- Your objective:
Should a line in the entries below contain "Home", return that line.
++++ Recorded information
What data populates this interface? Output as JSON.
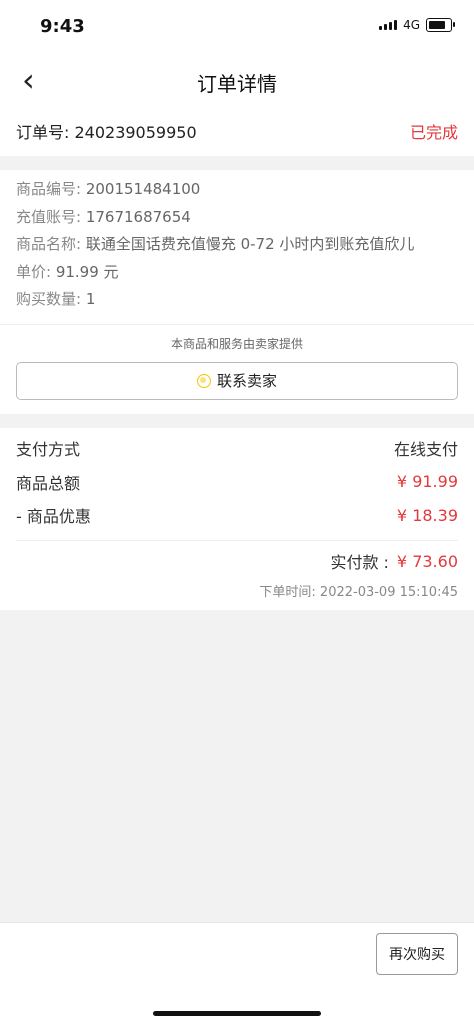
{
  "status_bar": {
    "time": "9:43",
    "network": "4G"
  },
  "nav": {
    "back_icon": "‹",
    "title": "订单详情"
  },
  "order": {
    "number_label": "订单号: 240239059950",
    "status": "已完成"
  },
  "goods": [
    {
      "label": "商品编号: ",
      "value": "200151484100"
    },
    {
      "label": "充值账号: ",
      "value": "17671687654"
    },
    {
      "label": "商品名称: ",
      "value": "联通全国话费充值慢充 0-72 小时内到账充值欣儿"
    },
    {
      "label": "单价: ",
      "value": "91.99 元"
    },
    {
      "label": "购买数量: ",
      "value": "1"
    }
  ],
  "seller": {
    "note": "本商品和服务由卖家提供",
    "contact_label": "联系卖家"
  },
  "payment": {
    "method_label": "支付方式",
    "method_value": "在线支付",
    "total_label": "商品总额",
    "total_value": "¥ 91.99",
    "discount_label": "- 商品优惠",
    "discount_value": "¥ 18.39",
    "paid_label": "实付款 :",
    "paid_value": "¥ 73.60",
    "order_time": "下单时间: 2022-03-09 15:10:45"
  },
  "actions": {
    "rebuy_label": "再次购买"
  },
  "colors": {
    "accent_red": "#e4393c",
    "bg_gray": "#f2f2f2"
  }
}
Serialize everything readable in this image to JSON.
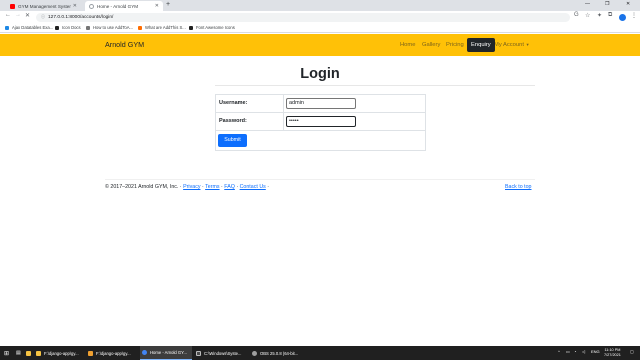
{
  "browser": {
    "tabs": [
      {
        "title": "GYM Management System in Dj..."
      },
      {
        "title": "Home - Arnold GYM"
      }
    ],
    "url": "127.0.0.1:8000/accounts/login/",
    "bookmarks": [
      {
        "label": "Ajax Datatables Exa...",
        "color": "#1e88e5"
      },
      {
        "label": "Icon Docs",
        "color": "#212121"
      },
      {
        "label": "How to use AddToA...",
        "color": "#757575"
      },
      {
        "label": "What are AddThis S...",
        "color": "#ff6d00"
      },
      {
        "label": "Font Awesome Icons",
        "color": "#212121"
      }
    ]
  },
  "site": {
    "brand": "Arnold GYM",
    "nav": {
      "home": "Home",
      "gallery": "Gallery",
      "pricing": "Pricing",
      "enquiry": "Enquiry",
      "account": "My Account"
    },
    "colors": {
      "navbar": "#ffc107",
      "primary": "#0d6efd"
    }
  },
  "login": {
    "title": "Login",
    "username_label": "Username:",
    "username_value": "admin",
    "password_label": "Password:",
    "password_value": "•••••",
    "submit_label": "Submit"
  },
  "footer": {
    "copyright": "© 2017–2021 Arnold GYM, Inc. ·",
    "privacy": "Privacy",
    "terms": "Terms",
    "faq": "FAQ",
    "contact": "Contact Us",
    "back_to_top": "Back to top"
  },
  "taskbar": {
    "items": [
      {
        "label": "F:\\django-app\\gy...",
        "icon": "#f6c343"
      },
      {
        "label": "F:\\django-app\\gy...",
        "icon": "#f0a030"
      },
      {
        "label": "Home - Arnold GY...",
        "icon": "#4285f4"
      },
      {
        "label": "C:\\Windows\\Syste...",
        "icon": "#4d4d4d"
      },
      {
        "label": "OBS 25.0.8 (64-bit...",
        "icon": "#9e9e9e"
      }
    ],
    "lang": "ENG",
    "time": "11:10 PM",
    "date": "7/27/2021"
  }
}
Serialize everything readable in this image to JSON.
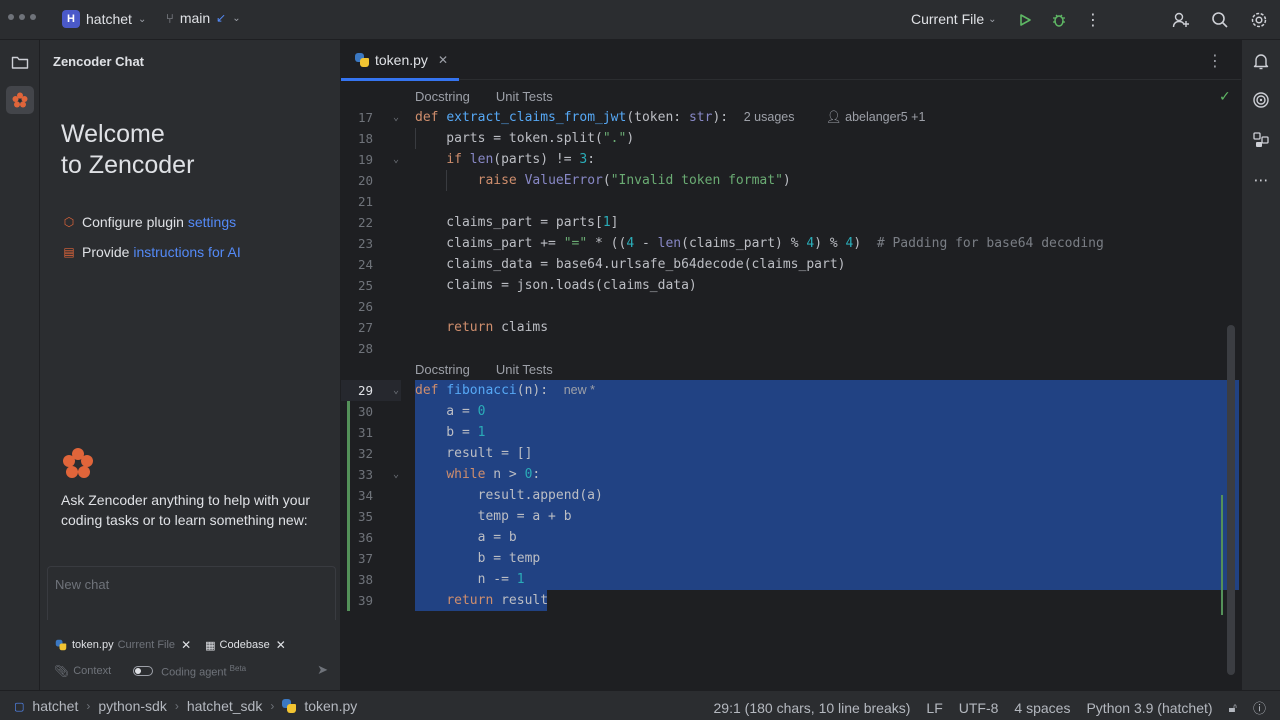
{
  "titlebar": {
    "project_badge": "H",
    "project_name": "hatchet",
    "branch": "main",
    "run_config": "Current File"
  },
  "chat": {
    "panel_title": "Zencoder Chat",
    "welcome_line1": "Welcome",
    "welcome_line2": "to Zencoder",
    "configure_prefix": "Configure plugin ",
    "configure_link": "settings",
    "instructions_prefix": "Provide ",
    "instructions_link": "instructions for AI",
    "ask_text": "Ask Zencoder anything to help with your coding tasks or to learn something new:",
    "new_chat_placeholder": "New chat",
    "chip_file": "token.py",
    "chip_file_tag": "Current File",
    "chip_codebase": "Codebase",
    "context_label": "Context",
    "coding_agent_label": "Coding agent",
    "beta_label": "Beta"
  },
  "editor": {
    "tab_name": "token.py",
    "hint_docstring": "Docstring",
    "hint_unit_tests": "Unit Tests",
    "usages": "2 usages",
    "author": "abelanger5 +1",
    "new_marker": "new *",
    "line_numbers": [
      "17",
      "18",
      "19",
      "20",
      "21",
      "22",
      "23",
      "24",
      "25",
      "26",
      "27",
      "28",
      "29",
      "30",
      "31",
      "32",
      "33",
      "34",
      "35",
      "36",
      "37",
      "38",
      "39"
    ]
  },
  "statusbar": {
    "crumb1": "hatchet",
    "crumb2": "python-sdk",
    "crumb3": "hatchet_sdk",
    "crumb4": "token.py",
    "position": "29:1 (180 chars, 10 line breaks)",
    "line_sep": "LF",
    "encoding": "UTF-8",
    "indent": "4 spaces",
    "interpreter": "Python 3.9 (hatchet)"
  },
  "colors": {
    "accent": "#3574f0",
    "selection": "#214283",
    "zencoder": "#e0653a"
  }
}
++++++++
- Exercise answer:
        "title": "Home - Arnold GYM"
      "home": "Home",
        "label": "Home - Arnold GY...",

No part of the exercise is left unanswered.